The Tax Court's decision
The Tax Court upheld the IRS's certification of Rowen's seriously delinquent tax debt. The court found that because, under Sec. 7345, the IRS is not empowered to revoke or deny a passport to a taxpayer, Rowen's arguments that the law was unconstitutional or violated the UDHR because it prohibited international travel did not apply to Sec. 7345.
Fifth Amendment: Rowen argued that Sec. 7345 is unconstitutional on its face because it prohibits international travel, which he claimed is a fundamental right granted by the Fifth Amendment to the Constitution.
The court rejected this idea, finding that the "plain test" of Sec. 7345 does not impose a prohibition on international travel. Instead, Sec. 7345 merely gives the IRS the power to certify the existence of a seriously delinquent tax debt based on the presence of certain tax-related facts and requires it to send the certification to Treasury and inform the taxpayer that the certification has been made. The power to revoke or deny a passport to a taxpayer is given by another provision, Section 32101(e) of the FAST Act, to the Secretary of State. Consequently, only the Secretary of State can revoke or deny a passport, and its authority to do so does not come from Sec. 7345.

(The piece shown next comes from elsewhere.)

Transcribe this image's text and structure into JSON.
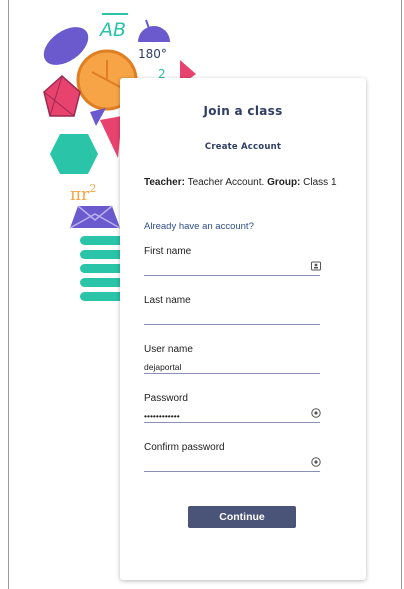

The Tax Court noted that Rowen had gone to great lengths in trying to show that travel is a fundamental right and the infringement of it is therefore subject to strict scrutiny. Regardless of the nature of the right to travel internationally (fundamental or not) and regardless of the standard of review under the Constitution (strict scrutiny, intermediate scrutiny, or rational basis), the court found that Sec. 7345, which merely provides for the certification of certain tax-related facts and does not restrict in any manner the right to international travel, does not violate the Due Process Clause of the Fifth Amendment. Furthermore, because the constitutionality of the authority granted to the secretary of State by FAST Act Section 32101(e) was not before it, the court expressed no view on that issue.

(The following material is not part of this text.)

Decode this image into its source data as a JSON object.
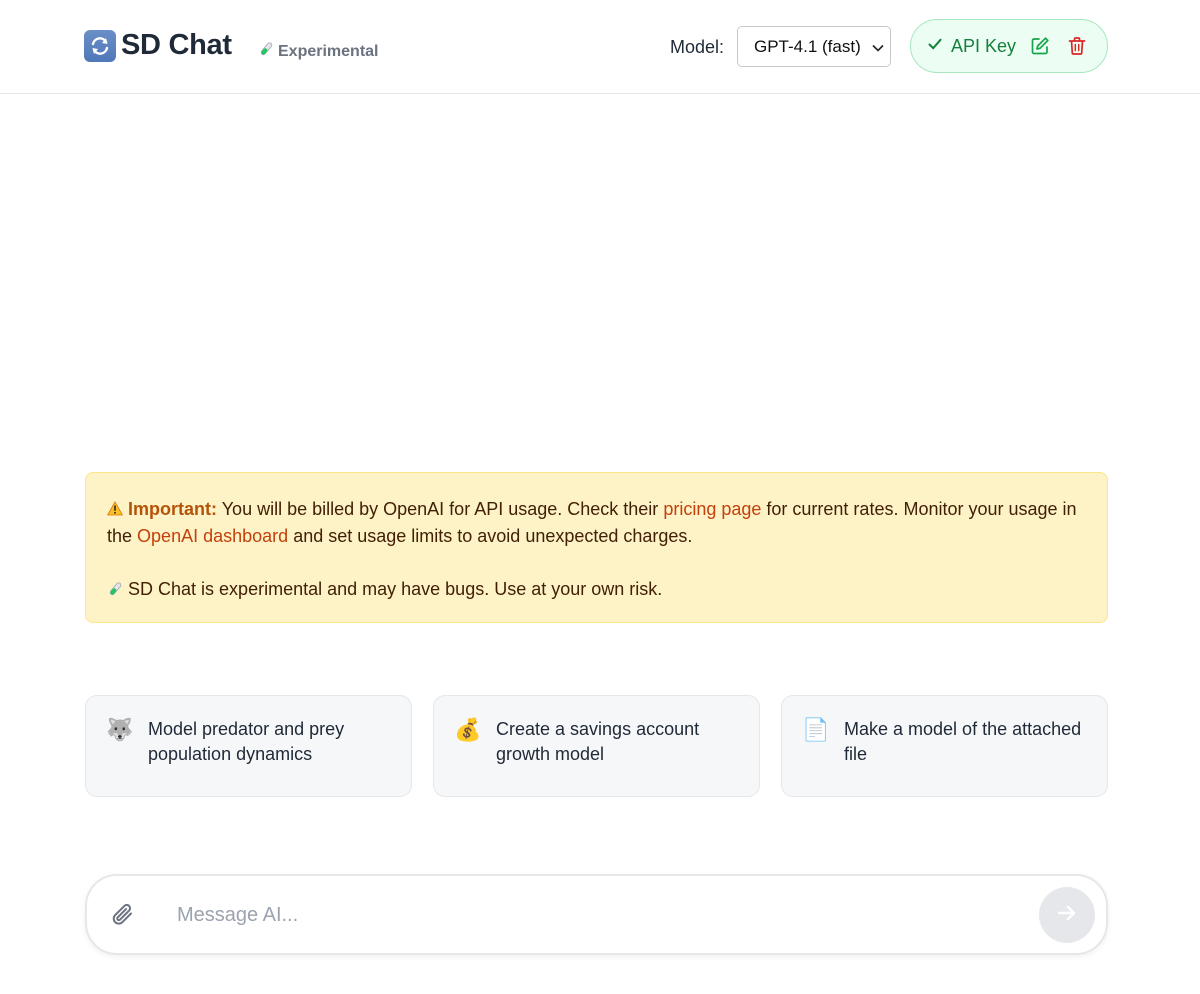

UDHR: Rowen observed that, under Article 13 of the UDHR, "(1) [e]veryone has the right to freedom of movement and residence within the borders of each state" and "(2) [e]veryone has the right to leave any country, including his own, and to return to his country." He also argued that in Sosa v. Alvarez-Machain, 542 U.S. 692, 734-35 (2004), the Supreme Court held that the UDHR binds the United States as a matter of international law. The Tax Court found that this latter statement was simply wrong because in Sosa, the Supreme Court was not referring to the UDHR but to the International Covenant on Civil and Political Rights. Regardless, the Tax Court found that it did not need to address the UDHR argument for the same reason as it did not need to address the Fifth Amendment argument, because Sec. 7345 does not impose any limits on the right to travel.
A concurring opinion noted that the majority had treated Rowen's challenge as a challenge only to Sec. 7345, rather than the entire scheme set out in Section 32101 of the FAST Act. The concurring judge found that based on the facts and Rowen's pleadings, it had rightfully limited its consideration to Sec. 7345 and had properly decided the case. However, the concurring judge wrote to emphasize his belief that the majority's opinion did not foreclose a constitutional challenge in the Tax Court, "in a future case with appropriate facts and squarely presented arguments," to the entire tax collection mechanism created by the FAST Act, under the jurisdiction granted to the Tax Court in Sec. 7345(e)(1).
Rowen, 156 T.C. No. 8 (2021)